Just because an innovation seems simple, does not mean that it was easy to develop. We are familiar with this lesson at Sozo Design, where we have created a number of products that seem familiar to most customers, even though they have been tweaked to solve crucial problems.
For example, the Go, which we designed with Kangatek, is made to hold everyday items comfortably from either shoulder, while also providing security to the wearer. It is more comfortable and takes up less space than a backpack.
Many consumer items are being remade in this way. Recently, a Dutch-designed umbrella known as the Senz sought to solve the age-old problem faced by pedestrians on windy, rainy days: It won't turn inside out, even in strong winds.
Unlike a typical umbrella, which has a round shape, the Senz is meant to resemble a sail. It has a short front and a long back, allowing the user to walk toward heavy wind without worry. In a sense, it resembles the techniques used to make cars more aerodynamic.
On their website, the designers claim that the umbrella can withstand 70 mph winds. They even put it in a wind tunnel to prove it. As a video on the website shows, rather than turn inside out, the Senz actually turns toward the wind, holding its shape.
The Senz has gone on to win numerous major design awards. And it shows that what appear to be small tweaks can actually be fairly intricate changes.
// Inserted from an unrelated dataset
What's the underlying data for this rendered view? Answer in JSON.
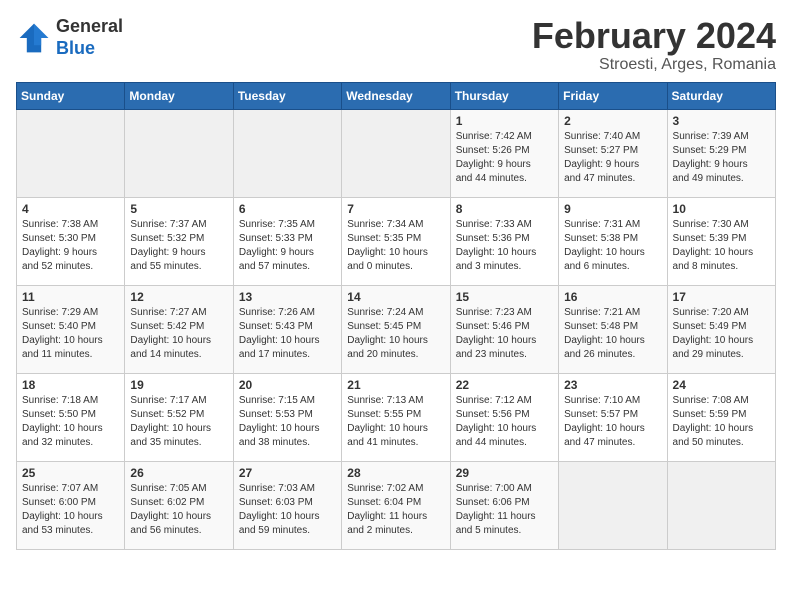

At Sozo Design, we provide that service, and many others, to our own clients.